• **Stored items from a collection**
-*-*-

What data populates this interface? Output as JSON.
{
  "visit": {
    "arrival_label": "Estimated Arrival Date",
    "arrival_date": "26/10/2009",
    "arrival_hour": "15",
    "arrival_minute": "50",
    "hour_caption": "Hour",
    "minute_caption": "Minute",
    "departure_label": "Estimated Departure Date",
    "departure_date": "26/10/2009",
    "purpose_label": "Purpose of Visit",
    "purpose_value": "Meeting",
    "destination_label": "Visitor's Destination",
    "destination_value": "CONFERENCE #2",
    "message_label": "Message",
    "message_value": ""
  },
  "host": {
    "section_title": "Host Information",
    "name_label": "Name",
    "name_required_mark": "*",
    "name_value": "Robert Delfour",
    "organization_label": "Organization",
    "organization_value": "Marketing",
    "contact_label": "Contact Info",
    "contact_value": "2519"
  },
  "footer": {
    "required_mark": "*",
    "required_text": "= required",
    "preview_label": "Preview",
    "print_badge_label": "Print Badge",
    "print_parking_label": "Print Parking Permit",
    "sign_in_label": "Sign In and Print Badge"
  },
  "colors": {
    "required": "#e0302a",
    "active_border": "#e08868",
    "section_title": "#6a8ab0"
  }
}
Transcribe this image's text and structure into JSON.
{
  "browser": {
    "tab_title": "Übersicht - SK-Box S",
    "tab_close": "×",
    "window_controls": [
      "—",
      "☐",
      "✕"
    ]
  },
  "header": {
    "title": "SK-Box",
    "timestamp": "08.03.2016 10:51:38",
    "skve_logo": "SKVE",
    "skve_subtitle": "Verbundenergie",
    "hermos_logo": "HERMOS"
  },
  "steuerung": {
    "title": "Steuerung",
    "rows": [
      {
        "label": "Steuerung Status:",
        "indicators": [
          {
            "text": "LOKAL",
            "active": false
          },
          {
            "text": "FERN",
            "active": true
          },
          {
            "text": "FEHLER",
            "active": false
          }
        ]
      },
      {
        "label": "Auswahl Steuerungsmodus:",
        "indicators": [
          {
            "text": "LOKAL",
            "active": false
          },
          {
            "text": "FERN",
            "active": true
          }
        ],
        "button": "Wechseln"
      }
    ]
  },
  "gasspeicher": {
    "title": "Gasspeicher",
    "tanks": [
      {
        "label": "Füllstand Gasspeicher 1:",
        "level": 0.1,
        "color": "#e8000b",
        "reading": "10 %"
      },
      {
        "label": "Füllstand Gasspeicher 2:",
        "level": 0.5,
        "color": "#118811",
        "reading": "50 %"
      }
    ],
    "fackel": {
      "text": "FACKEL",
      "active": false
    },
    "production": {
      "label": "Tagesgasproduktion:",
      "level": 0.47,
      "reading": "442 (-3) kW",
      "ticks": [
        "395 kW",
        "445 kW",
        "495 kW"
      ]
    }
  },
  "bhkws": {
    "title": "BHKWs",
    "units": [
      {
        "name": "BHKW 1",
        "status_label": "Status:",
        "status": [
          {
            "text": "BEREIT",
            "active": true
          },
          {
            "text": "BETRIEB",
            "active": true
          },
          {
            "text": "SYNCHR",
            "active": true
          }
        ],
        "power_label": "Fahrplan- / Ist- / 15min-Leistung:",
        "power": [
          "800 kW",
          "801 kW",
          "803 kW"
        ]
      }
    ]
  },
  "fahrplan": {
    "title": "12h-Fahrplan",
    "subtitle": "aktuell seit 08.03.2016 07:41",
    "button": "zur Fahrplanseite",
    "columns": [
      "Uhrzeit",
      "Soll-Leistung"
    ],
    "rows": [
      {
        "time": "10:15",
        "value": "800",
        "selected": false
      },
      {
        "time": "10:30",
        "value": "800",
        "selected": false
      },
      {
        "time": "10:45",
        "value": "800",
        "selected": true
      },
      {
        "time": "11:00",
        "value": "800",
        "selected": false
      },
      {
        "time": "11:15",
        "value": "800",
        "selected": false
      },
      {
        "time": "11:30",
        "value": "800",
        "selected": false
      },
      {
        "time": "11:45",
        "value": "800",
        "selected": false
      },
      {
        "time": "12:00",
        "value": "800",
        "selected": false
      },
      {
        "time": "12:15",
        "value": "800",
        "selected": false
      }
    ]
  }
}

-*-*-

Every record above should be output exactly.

• **SOLVED EXERCISE**
What data populates this interface? Output as JSON.
{
  "visit": {
    "arrival_label": "Estimated Arrival Date",
    "arrival_date": "26/10/2009",
    "arrival_hour": "15",
    "arrival_minute": "50",
    "hour_caption": "Hour",
    "minute_caption": "Minute",
    "departure_label": "Estimated Departure Date",
    "departure_date": "26/10/2009",
    "purpose_label": "Purpose of Visit",
    "purpose_value": "Meeting",
    "destination_label": "Visitor's Destination",
    "destination_value": "CONFERENCE #2",
    "message_label": "Message",
    "message_value": ""
  },
  "host": {
    "section_title": "Host Information",
    "name_label": "Name",
    "name_required_mark": "*",
    "name_value": "Robert Delfour",
    "organization_label": "Organization",
    "organization_value": "Marketing",
    "contact_label": "Contact Info",
    "contact_value": "2519"
  },
  "footer": {
    "required_mark": "*",
    "required_text": "= required",
    "preview_label": "Preview",
    "print_badge_label": "Print Badge",
    "print_parking_label": "Print Parking Permit",
    "sign_in_label": "Sign In and Print Badge"
  },
  "colors": {
    "required": "#e0302a",
    "active_border": "#e08868",
    "section_title": "#6a8ab0"
  }
}
Transcribe this image's text and structure into JSON.
{
  "browser": {
    "tab_title": "Übersicht - SK-Box S",
    "tab_close": "×",
    "window_controls": [
      "—",
      "☐",
      "✕"
    ]
  },
  "header": {
    "title": "SK-Box",
    "timestamp": "08.03.2016 10:51:38",
    "skve_logo": "SKVE",
    "skve_subtitle": "Verbundenergie",
    "hermos_logo": "HERMOS"
  },
  "steuerung": {
    "title": "Steuerung",
    "rows": [
      {
        "label": "Steuerung Status:",
        "indicators": [
          {
            "text": "LOKAL",
            "active": false
          },
          {
            "text": "FERN",
            "active": true
          },
          {
            "text": "FEHLER",
            "active": false
          }
        ]
      },
      {
        "label": "Auswahl Steuerungsmodus:",
        "indicators": [
          {
            "text": "LOKAL",
            "active": false
          },
          {
            "text": "FERN",
            "active": true
          }
        ],
        "button": "Wechseln"
      }
    ]
  },
  "gasspeicher": {
    "title": "Gasspeicher",
    "tanks": [
      {
        "label": "Füllstand Gasspeicher 1:",
        "level": 0.1,
        "color": "#e8000b",
        "reading": "10 %"
      },
      {
        "label": "Füllstand Gasspeicher 2:",
        "level": 0.5,
        "color": "#118811",
        "reading": "50 %"
      }
    ],
    "fackel": {
      "text": "FACKEL",
      "active": false
    },
    "production": {
      "label": "Tagesgasproduktion:",
      "level": 0.47,
      "reading": "442 (-3) kW",
      "ticks": [
        "395 kW",
        "445 kW",
        "495 kW"
      ]
    }
  },
  "bhkws": {
    "title": "BHKWs",
    "units": [
      {
        "name": "BHKW 1",
        "status_label": "Status:",
        "status": [
          {
            "text": "BEREIT",
            "active": true
          },
          {
            "text": "BETRIEB",
            "active": true
          },
          {
            "text": "SYNCHR",
            "active": true
          }
        ],
        "power_label": "Fahrplan- / Ist- / 15min-Leistung:",
        "power": [
          "800 kW",
          "801 kW",
          "803 kW"
        ]
      }
    ]
  },
  "fahrplan": {
    "title": "12h-Fahrplan",
    "subtitle": "aktuell seit 08.03.2016 07:41",
    "button": "zur Fahrplanseite",
    "columns": [
      "Uhrzeit",
      "Soll-Leistung"
    ],
    "rows": [
      {
        "time": "10:15",
        "value": "800",
        "selected": false
      },
      {
        "time": "10:30",
        "value": "800",
        "selected": false
      },
      {
        "time": "10:45",
        "value": "800",
        "selected": true
      },
      {
        "time": "11:00",
        "value": "800",
        "selected": false
      },
      {
        "time": "11:15",
        "value": "800",
        "selected": false
      },
      {
        "time": "11:30",
        "value": "800",
        "selected": false
      },
      {
        "time": "11:45",
        "value": "800",
        "selected": false
      },
      {
        "time": "12:00",
        "value": "800",
        "selected": false
      },
      {
        "time": "12:15",
        "value": "800",
        "selected": false
      }
    ]
  }
}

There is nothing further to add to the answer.